(Interface dataset entries)
===============

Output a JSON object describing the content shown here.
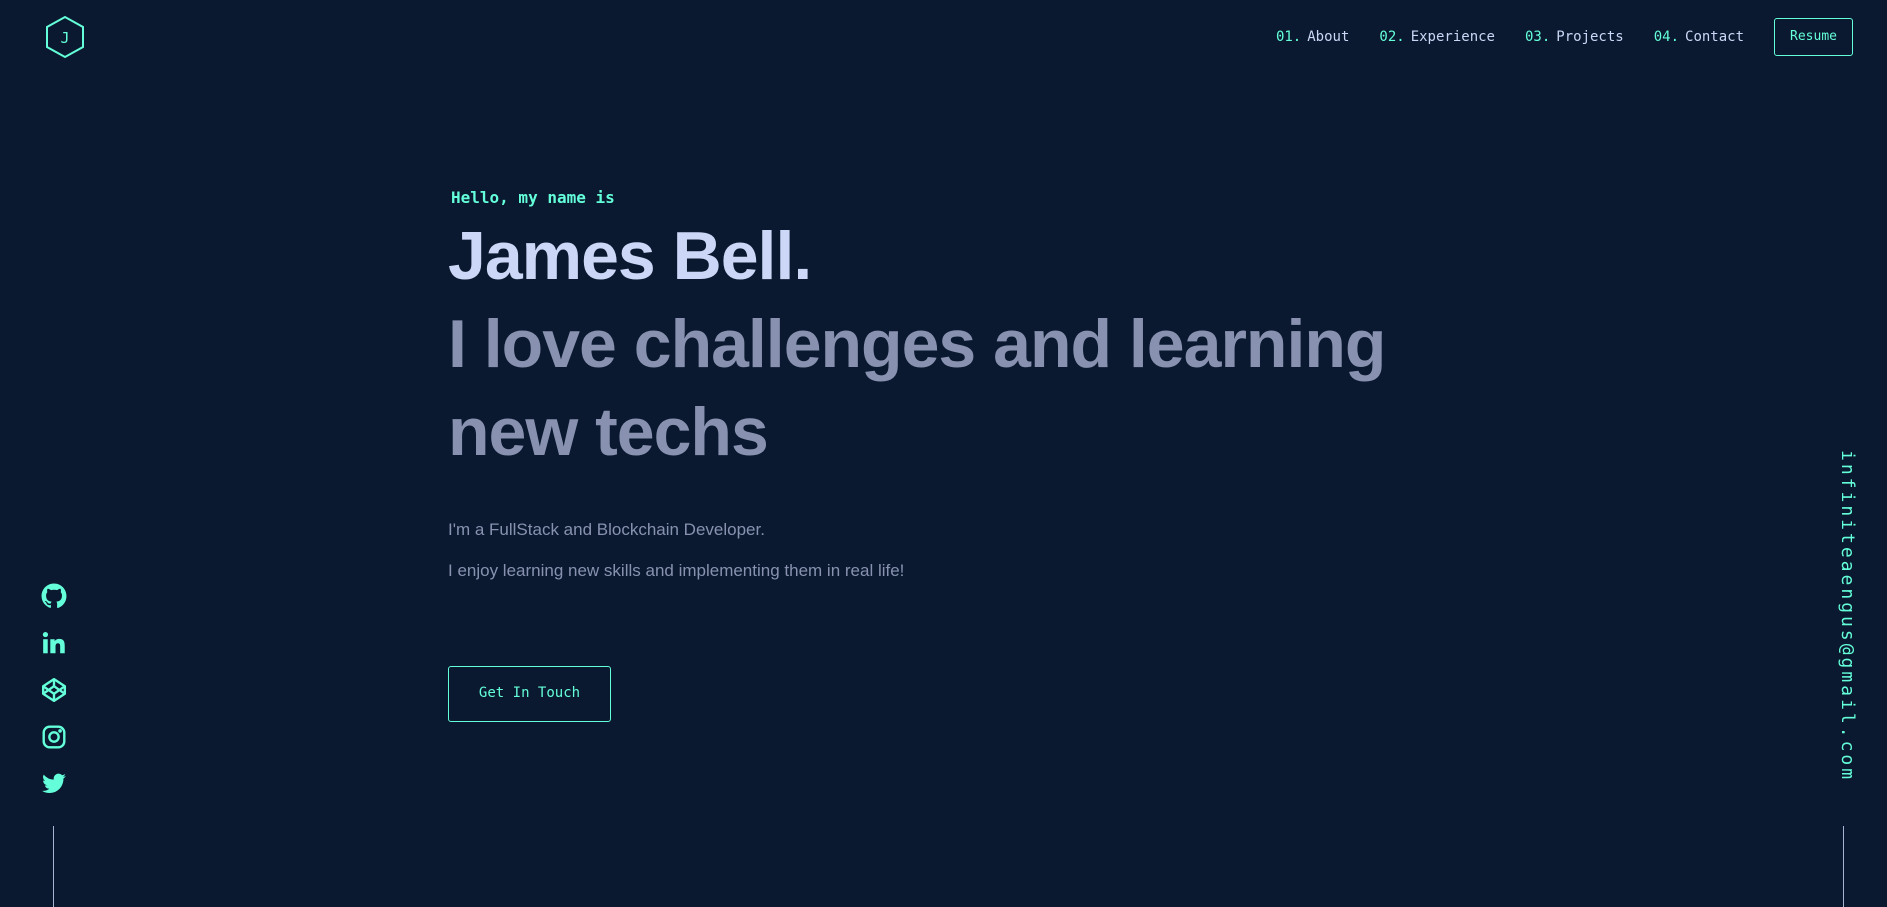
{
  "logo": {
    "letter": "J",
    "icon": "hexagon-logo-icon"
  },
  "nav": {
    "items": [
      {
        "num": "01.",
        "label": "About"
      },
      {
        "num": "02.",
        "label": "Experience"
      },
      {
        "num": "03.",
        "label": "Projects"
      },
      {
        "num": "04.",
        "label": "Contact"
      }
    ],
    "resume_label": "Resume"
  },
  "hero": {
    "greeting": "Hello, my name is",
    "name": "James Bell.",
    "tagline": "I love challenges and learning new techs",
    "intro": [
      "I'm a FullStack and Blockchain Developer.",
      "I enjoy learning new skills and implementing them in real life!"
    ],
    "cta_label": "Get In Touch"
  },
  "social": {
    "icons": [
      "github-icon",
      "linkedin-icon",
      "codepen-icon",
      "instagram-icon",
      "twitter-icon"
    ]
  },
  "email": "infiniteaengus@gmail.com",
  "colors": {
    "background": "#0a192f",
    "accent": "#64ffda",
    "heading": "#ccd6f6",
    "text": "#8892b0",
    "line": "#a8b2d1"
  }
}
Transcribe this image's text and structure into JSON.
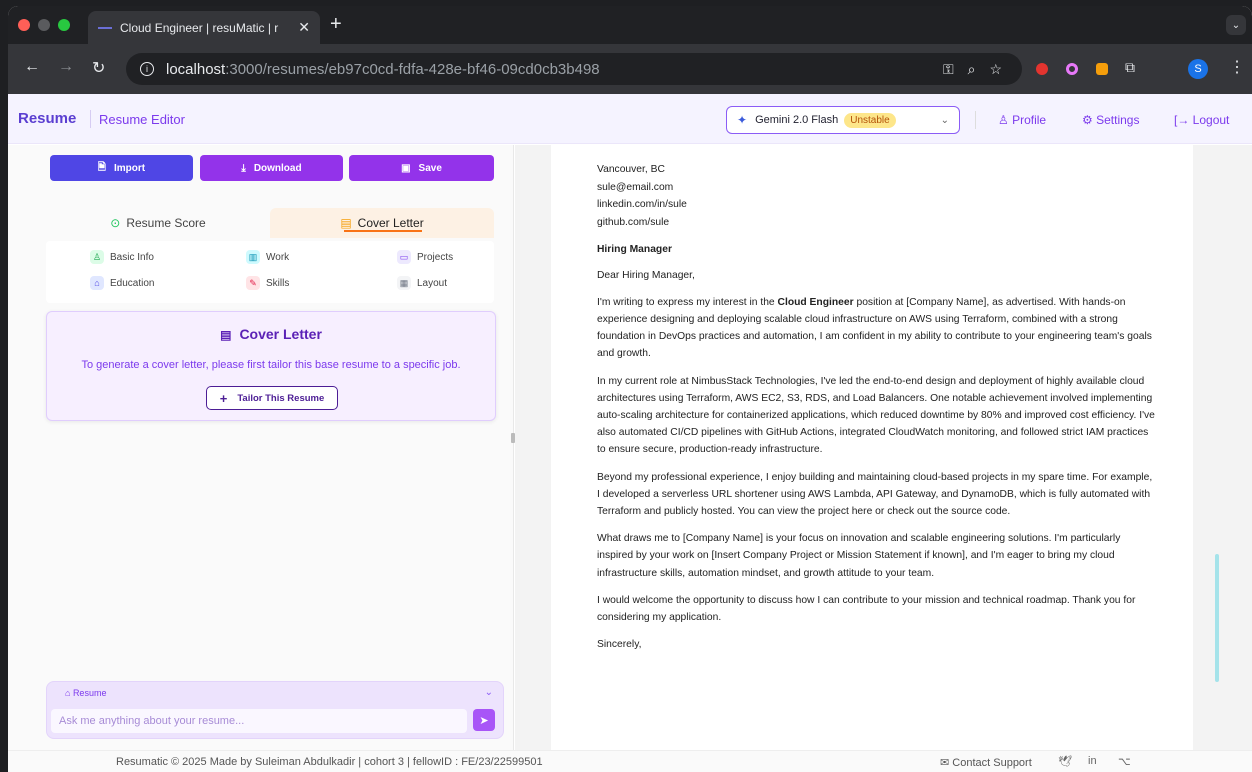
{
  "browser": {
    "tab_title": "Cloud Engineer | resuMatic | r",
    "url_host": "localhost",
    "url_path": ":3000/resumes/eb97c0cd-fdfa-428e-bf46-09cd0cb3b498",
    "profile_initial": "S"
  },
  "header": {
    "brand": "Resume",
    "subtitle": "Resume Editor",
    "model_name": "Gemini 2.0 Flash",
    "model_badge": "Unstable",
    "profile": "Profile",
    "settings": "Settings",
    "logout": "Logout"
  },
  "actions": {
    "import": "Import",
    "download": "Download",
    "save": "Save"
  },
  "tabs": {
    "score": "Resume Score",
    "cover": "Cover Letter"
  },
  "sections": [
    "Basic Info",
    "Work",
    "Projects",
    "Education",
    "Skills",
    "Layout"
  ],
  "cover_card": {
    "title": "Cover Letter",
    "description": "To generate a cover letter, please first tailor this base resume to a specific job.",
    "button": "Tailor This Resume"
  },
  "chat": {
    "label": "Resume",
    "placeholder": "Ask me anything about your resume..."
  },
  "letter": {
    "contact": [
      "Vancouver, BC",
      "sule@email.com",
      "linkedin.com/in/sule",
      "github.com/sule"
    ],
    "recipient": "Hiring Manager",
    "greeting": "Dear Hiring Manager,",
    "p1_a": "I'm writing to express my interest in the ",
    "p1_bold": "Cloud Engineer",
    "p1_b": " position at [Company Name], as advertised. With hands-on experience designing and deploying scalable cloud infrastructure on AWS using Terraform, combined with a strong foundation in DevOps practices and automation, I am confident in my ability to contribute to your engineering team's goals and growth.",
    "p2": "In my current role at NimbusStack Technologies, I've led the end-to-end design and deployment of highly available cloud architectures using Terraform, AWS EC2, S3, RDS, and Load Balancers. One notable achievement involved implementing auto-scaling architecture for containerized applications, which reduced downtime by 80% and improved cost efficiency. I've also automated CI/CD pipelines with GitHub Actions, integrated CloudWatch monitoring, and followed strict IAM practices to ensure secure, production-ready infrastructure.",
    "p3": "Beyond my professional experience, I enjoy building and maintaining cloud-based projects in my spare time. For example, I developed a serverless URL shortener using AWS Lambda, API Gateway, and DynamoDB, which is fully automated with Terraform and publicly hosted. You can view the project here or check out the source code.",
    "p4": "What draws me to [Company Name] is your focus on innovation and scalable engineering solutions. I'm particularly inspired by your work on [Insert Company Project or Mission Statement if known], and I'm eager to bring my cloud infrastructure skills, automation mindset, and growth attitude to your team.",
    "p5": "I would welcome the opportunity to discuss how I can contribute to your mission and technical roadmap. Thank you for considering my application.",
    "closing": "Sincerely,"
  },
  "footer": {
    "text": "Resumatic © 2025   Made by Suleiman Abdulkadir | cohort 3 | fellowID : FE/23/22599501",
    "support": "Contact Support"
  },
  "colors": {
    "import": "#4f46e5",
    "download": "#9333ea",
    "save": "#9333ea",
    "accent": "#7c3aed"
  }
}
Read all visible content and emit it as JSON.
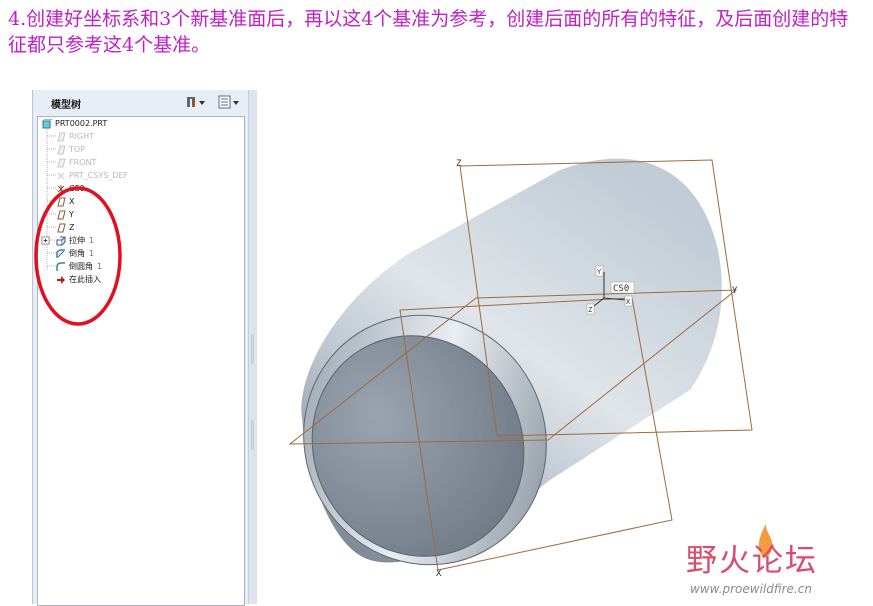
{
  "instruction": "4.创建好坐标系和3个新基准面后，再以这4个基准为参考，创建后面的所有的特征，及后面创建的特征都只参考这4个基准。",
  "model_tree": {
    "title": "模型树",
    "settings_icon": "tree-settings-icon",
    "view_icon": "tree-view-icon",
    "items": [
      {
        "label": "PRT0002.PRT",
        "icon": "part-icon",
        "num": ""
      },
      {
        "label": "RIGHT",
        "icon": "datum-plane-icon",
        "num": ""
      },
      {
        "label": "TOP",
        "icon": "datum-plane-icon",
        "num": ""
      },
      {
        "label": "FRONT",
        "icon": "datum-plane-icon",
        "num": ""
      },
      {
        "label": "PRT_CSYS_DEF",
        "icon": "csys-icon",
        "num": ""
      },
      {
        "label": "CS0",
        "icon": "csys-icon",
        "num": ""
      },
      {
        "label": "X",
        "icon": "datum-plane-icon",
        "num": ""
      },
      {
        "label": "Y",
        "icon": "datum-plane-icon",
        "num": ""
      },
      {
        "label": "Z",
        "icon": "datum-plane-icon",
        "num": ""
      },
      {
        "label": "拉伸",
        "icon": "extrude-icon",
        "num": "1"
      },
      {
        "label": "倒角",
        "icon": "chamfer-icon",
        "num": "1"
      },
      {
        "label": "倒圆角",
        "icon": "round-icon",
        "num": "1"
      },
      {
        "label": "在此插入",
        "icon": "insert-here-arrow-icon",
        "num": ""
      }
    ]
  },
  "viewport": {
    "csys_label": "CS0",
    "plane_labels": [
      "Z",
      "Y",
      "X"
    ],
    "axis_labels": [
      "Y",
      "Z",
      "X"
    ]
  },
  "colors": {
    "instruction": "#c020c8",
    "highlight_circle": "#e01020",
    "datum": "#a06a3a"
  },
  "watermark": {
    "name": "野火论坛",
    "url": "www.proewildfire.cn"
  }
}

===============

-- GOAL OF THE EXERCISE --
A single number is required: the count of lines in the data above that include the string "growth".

-- FINAL ANSWER --
2